Saturday, April 29, 2006

The Blue Bottle

The Blue Bottle is a haunting little story Ray Bradbury wrote in 1950 (during the classic era in SF) in which roving bands of treasure seekers are scouring the dead cities of a vanished civilization on Mars (yes, yes, I know) looking for treasure, and the fabled Blue Bottle of Mars. The bottle is reputed to “hold anything,” including one’s wildest dreams. Everyone is crazed to find it, except Craig. He’s hunting with Beck, but he’s just along for the ride, and he doesn’t care anything at all about the Blue Bottle. Eventually, though, Beck and Craig do find the Blue Bottle. For Craig, it contains bourbon whisky. And for Beck? Well, I won’t say anything more, wouldn’t want to spoil it for anyone. At any rate, I came by my own blue bottle, which is quite a bit bigger than the one described in the story, in a more mundane way. I rewarded myself for working very hard and bought it. I have a weakness for blue-glazed pottery. The pieces in my small collection (some cups, small plates, a small bowl) made by the former wife of the former dentist for the former coffee shop they opened. Her kiln and her wheel were set up in an upstairs area of the dental office. I cleaned the dentist’s office for a number of years, and when the marriage broke up and the coffee shop was closed, these items ended up in the ofice trash. I fished them out and brought them home and I use them daily.

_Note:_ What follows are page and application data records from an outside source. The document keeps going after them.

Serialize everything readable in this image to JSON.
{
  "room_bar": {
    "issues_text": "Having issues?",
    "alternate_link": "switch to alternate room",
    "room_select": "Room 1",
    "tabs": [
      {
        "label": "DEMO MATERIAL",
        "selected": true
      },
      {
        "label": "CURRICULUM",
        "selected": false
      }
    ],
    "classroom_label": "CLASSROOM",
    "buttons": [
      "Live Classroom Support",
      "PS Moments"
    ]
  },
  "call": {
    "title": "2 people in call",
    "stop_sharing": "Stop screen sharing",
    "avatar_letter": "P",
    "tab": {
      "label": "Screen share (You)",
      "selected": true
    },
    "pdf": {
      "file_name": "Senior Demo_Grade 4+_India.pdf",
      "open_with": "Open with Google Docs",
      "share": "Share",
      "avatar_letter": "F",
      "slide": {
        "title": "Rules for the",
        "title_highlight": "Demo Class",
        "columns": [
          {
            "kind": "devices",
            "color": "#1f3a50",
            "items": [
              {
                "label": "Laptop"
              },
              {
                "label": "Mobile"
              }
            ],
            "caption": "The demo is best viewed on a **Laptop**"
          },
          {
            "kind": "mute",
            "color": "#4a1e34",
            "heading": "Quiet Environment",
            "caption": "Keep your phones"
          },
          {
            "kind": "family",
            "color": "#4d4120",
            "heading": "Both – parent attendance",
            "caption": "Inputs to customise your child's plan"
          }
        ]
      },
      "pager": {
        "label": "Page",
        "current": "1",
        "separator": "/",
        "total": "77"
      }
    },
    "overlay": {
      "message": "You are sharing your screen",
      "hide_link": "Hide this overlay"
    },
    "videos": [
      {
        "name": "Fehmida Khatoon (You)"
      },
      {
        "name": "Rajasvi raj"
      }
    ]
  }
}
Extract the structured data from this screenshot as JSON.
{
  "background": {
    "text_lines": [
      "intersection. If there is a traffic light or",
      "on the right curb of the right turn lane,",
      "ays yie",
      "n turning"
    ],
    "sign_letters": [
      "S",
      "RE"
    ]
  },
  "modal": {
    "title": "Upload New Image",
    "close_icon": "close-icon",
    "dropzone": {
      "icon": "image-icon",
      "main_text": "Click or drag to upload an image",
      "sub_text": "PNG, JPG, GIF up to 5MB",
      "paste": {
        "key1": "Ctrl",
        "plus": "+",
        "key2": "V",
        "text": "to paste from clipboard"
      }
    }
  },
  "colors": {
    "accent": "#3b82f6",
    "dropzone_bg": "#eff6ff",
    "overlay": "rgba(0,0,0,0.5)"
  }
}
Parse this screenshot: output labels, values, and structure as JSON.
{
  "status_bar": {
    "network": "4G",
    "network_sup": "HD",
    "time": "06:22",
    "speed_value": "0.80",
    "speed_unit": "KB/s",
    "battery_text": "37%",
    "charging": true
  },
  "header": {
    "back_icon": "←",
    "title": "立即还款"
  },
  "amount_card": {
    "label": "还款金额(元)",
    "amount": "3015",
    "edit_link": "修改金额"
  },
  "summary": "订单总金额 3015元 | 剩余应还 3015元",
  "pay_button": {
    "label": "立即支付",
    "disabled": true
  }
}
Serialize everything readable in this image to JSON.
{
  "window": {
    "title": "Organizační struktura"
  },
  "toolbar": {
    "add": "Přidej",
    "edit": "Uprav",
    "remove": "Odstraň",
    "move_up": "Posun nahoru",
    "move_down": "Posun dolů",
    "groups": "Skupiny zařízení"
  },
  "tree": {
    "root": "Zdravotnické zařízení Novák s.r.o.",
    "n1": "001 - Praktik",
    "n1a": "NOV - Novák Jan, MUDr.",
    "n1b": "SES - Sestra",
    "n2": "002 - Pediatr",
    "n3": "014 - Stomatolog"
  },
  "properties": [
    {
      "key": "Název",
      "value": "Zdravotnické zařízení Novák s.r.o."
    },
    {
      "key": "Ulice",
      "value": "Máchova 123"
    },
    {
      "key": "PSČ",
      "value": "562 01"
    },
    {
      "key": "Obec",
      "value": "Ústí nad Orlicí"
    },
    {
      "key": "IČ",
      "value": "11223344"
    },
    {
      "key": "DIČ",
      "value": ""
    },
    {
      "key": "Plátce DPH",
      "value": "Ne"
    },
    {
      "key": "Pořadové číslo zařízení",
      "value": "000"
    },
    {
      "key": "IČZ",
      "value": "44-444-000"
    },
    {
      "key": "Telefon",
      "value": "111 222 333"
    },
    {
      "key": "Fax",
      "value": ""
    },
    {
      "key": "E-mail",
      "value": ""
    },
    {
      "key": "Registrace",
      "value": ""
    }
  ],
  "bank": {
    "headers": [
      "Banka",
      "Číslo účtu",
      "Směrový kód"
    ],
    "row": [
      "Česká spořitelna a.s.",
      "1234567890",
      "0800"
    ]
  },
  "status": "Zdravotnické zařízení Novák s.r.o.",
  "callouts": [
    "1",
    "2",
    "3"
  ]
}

Then, some pieces with that same blue glaze appeared in the display case of a local shop. I bought a hand-lotion dispenser. For several years, the large blue bottle sat in the window, gathering dust. But it is sitting there no longer, because it now is sitting in my kitchen and has been filled with balsamic vinegar. Did I NEED the blue bottle? No, probably not. But I did need it. It is a thing of beauty, and as Doris J Longacre wrote in her book Living More With Less, “Everywhere in the world, people arrange for some beauty... the plainest cooking area behind a hut in Somalia boasts an intricately carved stool or a colorful basket.... across Asia, cooks encourage their fires with attractively woven fans.” My house needs all the beauty it can get.